Yet I don't go there that often. There can be too many dogs.
There, I've said it! Before you round up the posse, let me explain. I stand by my dog-loving credentials. In fact, my son's dog, Preacher, dozing next to me right now, took me in his youth on a few walks around Lake Mohegan, let alone all the other open spaces. So what's my problem?
Dogs are allowed off leash in all open spaces under the same set of rules, but Lake Mohegan is without doubt the signature Fairfield dog-walking destination. Well, when the number of dogs reaches a critical mass, the trails, mainly in the southeast section, become a dog park -- a place where dogs and their owners congregate in the style of their respective species. I get it, but dog-free hikers, a distinct minority at Lake Mohegan, are sometimes left to pick their way through gaggles of romping dogs and owners comparing notes on all things canine.
Sound carries in the woods, and the natural ambience slips a few notches when through the trees comes, "Sparky, stop that! Sparky! Get over here! Now! (Sparky's name has been changed to protect his identity.) On my last visit, I shared the trail for quite some time with people whose dog wore a small cowbell. As a location device, the cowbell's thunk-thunk-thunk works very well with dogs, who unlike cows, ring it nonstop because they almost never stop moving.
But don't let my whining discourage you. Honestly, Lake Mohegan is big enough to share with dogs and their owners having a good time, and it's too beautiful to miss. Let me give a shout-out to dog owners: You do a great job picking up after your dogs. I get enough grief when I track mud into the house.
Like most of Fairfield, the Lake Mohegan area was at one time cleared for agriculture, the cleared fields reclaimed by second-growth forest. In the mid-20th century, a section of the west bank of the Mill River was excavated for gravel, ultimately allowing the creation of Lake Mohegan. From the 1960s to the 1980s, the town made a series of acquisitions to assemble the current open space.
There is unlimited parking at the Morehouse Highway lot by the lake. (I typed "unlimited barking" first. Calling Dr. Freud!) You can access all the trails from here. There's parking at the picnic area up the road, and several other on-foot access points. The conservation commission trail map is strongly recommended. The trail markings can be a little confusing at crossings, but you'll figure it out easily enough. It's actually part of the fun.
The Mill River creates a valley as it courses south, with the land rising on either side. There are a few steep climbs, but it's worth the effort, as you'll have sweeping views of the terrain. You'll come upon up-close access to natural sections of the river and the lake shore. The trails are well-maintained, with boardwalks, step stones, foot bridges and stairs to make the walk easier and safer.
I particularly enjoy the secluded North Pond and the foot bridge just south of the pond over the Mill River.
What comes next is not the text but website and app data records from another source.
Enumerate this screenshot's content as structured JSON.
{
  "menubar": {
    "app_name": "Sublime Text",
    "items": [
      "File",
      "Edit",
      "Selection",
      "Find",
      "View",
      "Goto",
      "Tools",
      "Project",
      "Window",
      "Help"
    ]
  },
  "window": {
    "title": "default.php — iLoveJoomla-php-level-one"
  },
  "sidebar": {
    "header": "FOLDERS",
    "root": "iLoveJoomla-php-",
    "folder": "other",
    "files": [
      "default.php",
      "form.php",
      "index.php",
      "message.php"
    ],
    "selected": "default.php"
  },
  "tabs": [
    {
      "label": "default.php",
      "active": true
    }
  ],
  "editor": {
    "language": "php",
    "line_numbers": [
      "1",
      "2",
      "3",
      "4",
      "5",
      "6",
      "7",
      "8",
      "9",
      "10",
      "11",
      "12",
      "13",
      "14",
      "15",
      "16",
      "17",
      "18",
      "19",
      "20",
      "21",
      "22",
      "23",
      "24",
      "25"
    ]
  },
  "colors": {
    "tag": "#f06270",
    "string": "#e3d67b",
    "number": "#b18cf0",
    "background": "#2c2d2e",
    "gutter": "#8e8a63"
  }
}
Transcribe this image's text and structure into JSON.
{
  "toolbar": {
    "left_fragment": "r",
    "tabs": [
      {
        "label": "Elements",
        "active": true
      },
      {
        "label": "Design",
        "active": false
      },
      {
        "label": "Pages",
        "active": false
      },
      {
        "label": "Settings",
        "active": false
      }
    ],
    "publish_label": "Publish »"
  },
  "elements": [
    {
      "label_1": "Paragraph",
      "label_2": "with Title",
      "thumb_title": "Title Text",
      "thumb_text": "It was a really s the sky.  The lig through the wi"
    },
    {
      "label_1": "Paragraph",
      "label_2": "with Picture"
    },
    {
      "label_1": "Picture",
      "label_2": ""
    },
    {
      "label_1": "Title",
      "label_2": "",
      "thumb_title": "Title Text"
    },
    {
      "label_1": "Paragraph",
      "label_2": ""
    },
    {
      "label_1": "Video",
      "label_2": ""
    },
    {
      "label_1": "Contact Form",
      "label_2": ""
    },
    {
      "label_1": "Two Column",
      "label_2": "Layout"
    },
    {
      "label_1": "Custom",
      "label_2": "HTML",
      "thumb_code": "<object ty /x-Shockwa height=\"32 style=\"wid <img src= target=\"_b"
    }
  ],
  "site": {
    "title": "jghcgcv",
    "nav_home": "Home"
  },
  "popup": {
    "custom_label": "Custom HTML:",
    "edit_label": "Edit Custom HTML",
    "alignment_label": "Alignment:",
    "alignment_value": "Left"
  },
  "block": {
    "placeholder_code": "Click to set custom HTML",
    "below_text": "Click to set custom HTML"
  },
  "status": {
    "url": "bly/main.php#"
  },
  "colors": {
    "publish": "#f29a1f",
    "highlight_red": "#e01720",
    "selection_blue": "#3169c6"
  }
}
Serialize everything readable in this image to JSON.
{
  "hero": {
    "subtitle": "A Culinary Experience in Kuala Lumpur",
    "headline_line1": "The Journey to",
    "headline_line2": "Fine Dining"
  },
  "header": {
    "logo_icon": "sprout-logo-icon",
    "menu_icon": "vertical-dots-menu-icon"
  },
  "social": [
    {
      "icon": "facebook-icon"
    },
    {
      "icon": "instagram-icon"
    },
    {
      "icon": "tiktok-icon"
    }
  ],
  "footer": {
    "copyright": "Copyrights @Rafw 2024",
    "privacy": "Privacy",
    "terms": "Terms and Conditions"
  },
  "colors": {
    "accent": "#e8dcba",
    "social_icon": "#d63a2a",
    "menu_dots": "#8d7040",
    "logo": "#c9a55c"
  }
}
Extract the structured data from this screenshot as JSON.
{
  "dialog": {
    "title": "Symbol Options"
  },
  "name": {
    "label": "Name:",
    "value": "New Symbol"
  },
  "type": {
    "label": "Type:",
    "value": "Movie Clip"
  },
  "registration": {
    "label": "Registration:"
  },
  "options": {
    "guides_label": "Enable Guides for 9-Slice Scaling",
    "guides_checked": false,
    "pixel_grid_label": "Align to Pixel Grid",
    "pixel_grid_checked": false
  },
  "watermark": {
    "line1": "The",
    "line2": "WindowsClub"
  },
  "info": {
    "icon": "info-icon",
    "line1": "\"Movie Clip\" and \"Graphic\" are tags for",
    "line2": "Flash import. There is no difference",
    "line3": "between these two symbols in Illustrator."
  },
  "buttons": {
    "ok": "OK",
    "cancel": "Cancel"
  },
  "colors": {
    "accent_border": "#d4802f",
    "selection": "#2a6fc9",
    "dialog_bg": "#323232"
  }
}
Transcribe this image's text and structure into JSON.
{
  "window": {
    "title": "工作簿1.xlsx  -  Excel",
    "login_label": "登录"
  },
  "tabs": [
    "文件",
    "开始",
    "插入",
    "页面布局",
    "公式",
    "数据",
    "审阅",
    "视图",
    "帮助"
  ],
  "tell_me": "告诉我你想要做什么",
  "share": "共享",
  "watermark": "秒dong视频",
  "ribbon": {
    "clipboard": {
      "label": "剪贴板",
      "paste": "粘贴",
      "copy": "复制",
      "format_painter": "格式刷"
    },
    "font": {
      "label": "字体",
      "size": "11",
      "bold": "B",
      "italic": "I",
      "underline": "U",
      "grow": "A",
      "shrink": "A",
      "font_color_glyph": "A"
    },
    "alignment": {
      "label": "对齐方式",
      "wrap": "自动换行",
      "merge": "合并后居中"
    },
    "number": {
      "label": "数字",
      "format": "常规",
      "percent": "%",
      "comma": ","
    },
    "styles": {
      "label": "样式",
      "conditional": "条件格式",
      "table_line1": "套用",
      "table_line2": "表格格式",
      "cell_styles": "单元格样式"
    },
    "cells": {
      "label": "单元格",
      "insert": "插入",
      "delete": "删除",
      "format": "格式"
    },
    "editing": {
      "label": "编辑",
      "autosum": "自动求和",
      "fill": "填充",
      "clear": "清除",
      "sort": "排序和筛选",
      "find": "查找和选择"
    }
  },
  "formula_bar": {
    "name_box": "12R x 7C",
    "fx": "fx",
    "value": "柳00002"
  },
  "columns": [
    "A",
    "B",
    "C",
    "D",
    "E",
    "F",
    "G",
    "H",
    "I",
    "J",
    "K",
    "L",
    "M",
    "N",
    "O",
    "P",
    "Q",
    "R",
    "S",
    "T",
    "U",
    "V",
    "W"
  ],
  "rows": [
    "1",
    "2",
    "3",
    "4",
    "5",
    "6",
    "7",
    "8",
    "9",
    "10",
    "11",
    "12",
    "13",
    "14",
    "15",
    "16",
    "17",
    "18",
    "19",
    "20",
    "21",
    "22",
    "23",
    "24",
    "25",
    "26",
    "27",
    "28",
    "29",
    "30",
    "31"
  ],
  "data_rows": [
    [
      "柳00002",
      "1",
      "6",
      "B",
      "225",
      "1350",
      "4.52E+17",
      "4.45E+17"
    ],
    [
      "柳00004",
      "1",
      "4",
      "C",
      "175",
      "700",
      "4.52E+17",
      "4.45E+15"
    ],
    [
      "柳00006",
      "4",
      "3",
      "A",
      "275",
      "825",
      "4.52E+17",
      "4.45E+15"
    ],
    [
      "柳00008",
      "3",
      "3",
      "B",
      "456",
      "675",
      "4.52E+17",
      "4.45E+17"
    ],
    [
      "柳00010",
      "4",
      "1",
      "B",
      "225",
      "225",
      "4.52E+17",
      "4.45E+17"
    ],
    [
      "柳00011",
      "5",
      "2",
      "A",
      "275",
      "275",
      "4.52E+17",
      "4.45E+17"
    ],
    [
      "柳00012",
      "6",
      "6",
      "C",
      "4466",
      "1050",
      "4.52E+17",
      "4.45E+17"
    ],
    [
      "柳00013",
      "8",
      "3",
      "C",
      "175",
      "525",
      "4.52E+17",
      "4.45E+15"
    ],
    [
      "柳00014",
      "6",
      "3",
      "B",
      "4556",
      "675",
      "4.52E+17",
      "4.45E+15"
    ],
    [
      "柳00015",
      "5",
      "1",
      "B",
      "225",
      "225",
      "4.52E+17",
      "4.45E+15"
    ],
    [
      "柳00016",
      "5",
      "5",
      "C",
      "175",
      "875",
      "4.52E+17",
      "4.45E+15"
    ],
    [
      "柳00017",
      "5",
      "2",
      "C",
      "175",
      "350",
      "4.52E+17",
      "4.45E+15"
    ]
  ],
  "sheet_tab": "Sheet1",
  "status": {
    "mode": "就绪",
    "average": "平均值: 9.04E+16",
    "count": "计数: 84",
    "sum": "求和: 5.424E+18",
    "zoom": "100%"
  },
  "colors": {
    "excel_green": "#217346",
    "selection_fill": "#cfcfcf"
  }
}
Benches built into the bridge let hikers sit and enjoy the sights and sounds of the river. Every Fairfielder should visit The Cascades, a section of the river that surges through a series of massive rocks. It's spectacular and dramatic, with plenty of rocky perches to choose from. Keep your eye on small children; the dogs are on their own.
Ron Blumenfeld is a retired pediatrician, a member of the Fairfield Board of Health and an experienced hiker. His "Open Spaces" appears every other Wednesday. He can be reached at: firstname.lastname@example.org.